▶ Work item: Reproduce all the lines below exactly and omit the images.

App and web page records

::::

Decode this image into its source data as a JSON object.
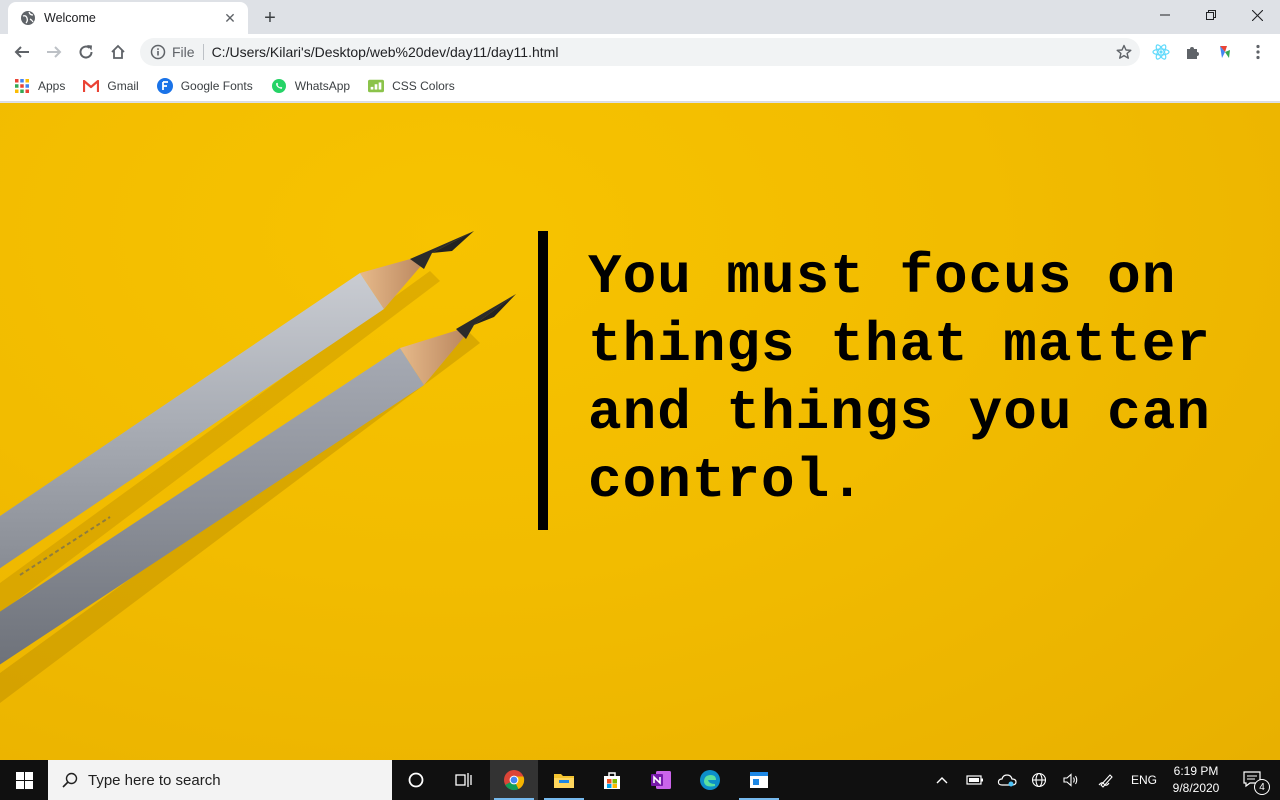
{
  "browser": {
    "tab": {
      "title": "Welcome",
      "close_glyph": "✕"
    },
    "new_tab_glyph": "+",
    "address": {
      "scheme": "File",
      "url": "C:/Users/Kilari's/Desktop/web%20dev/day11/day11.html"
    },
    "bookmarks": [
      {
        "label": "Apps",
        "icon": "apps-grid-icon"
      },
      {
        "label": "Gmail",
        "icon": "gmail-icon"
      },
      {
        "label": "Google Fonts",
        "icon": "google-fonts-icon"
      },
      {
        "label": "WhatsApp",
        "icon": "whatsapp-icon"
      },
      {
        "label": "CSS Colors",
        "icon": "css-colors-icon"
      }
    ]
  },
  "page": {
    "quote": "You must focus on things that matter and things you can control."
  },
  "taskbar": {
    "search_placeholder": "Type here to search",
    "language": "ENG",
    "time": "6:19 PM",
    "date": "9/8/2020",
    "notification_count": "4"
  },
  "colors": {
    "page_background": "#f2bc00",
    "quote_text": "#000000",
    "taskbar": "#101010"
  }
}
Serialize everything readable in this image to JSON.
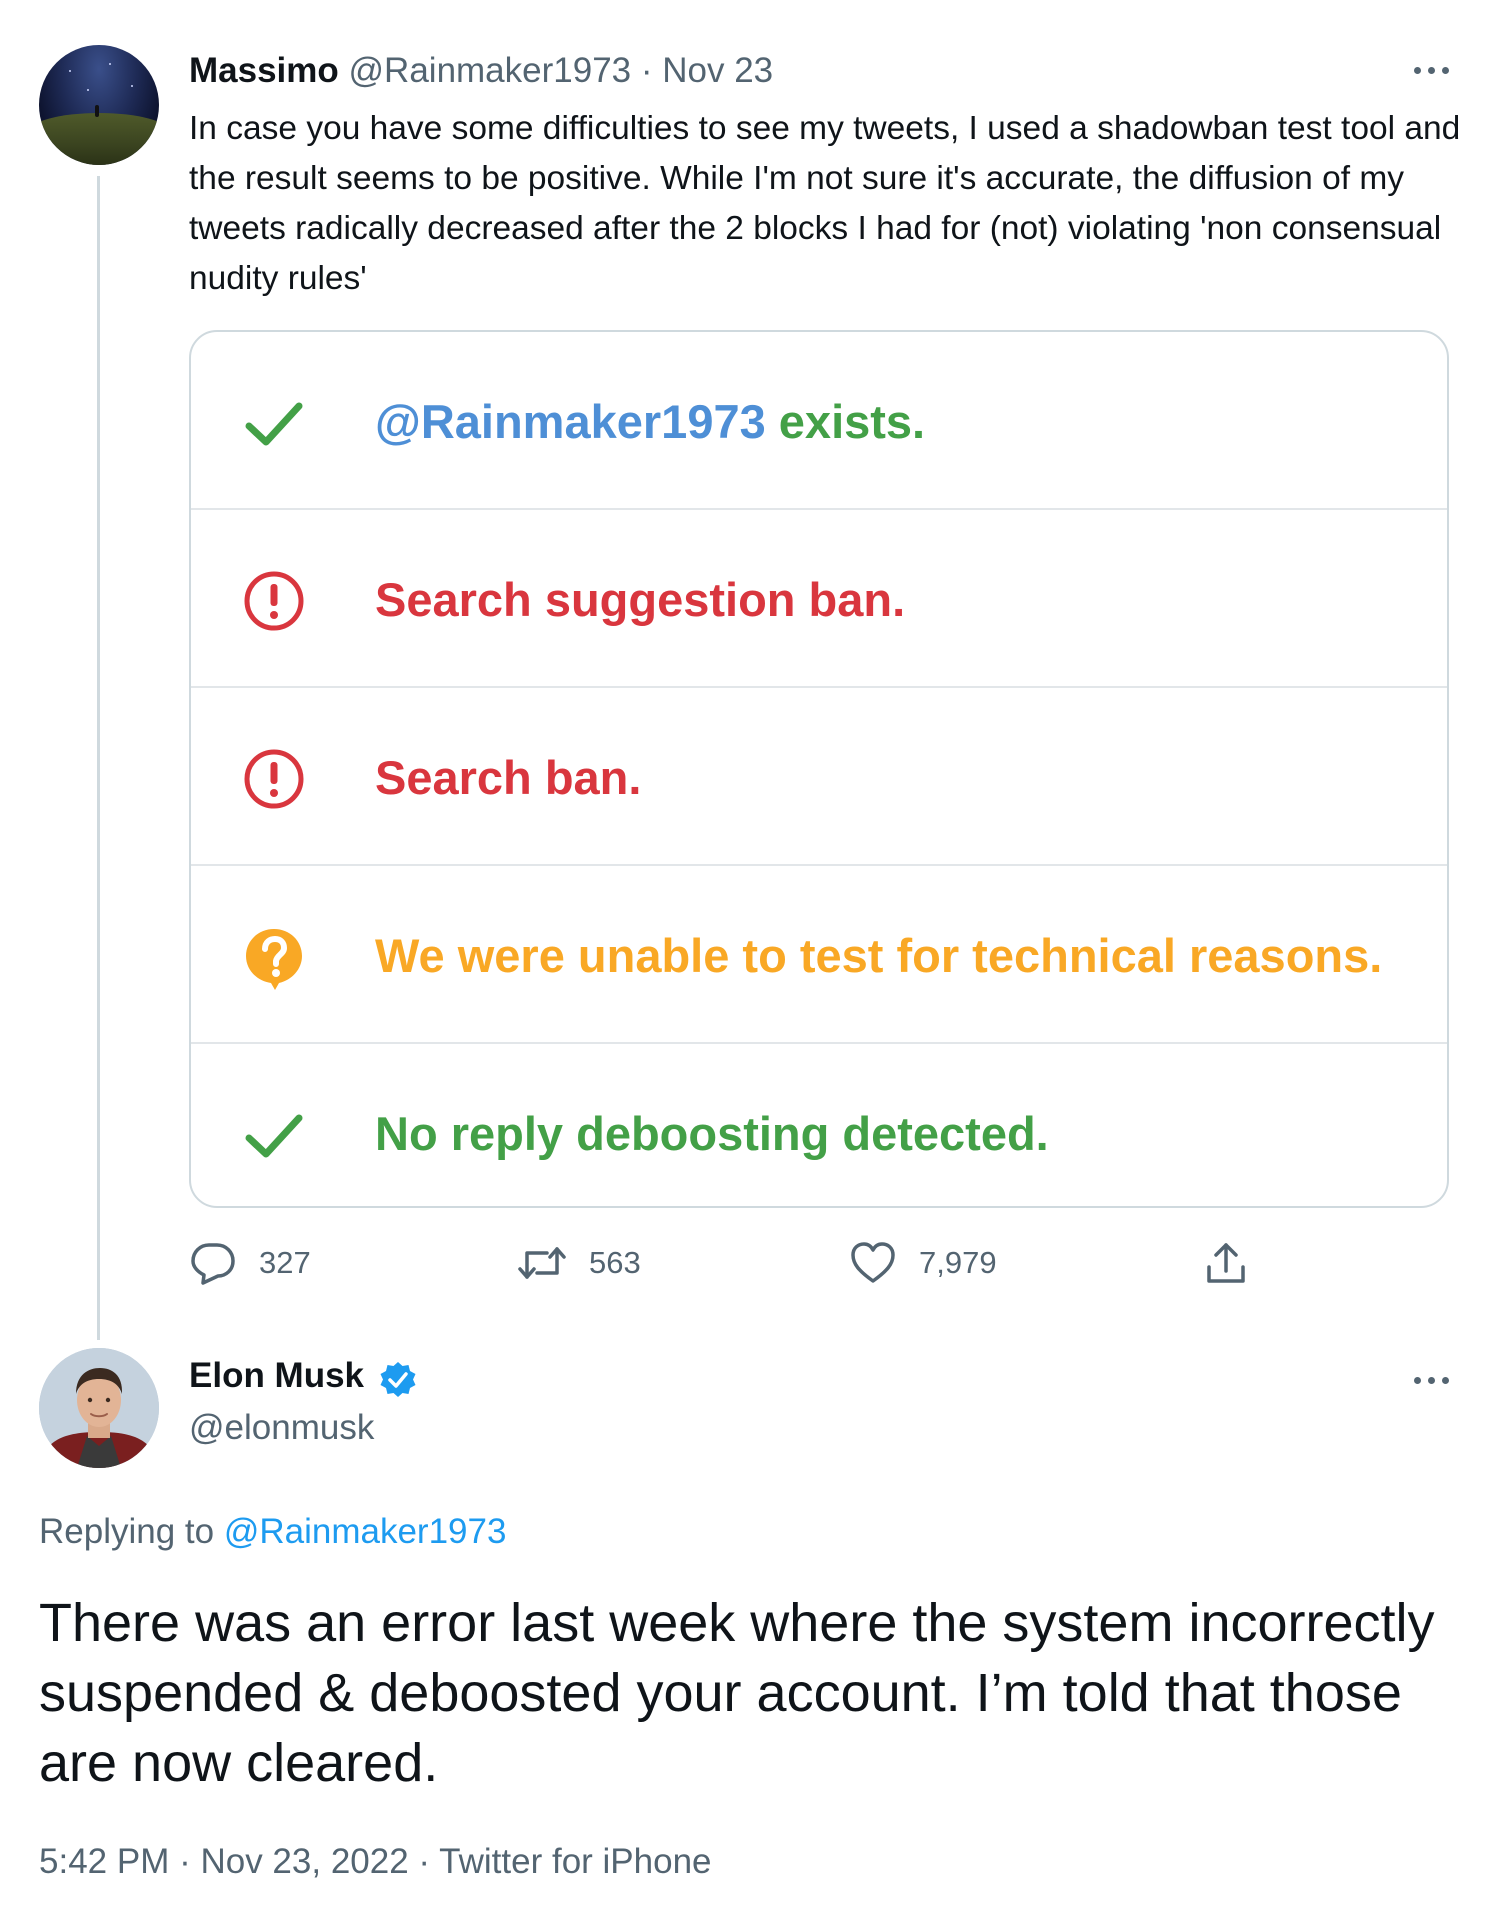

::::

▶ Your solution:
Decode this image into its source data as a JSON object.
{
  "browser": {
    "tab": {
      "title": "Welcome",
      "close_glyph": "✕"
    },
    "new_tab_glyph": "+",
    "address": {
      "scheme": "File",
      "url": "C:/Users/Kilari's/Desktop/web%20dev/day11/day11.html"
    },
    "bookmarks": [
      {
        "label": "Apps",
        "icon": "apps-grid-icon"
      },
      {
        "label": "Gmail",
        "icon": "gmail-icon"
      },
      {
        "label": "Google Fonts",
        "icon": "google-fonts-icon"
      },
      {
        "label": "WhatsApp",
        "icon": "whatsapp-icon"
      },
      {
        "label": "CSS Colors",
        "icon": "css-colors-icon"
      }
    ]
  },
  "page": {
    "quote": "You must focus on things that matter and things you can control."
  },
  "taskbar": {
    "search_placeholder": "Type here to search",
    "language": "ENG",
    "time": "6:19 PM",
    "date": "9/8/2020",
    "notification_count": "4"
  },
  "colors": {
    "page_background": "#f2bc00",
    "quote_text": "#000000",
    "taskbar": "#101010"
  }
}
Serialize everything readable in this image to JSON.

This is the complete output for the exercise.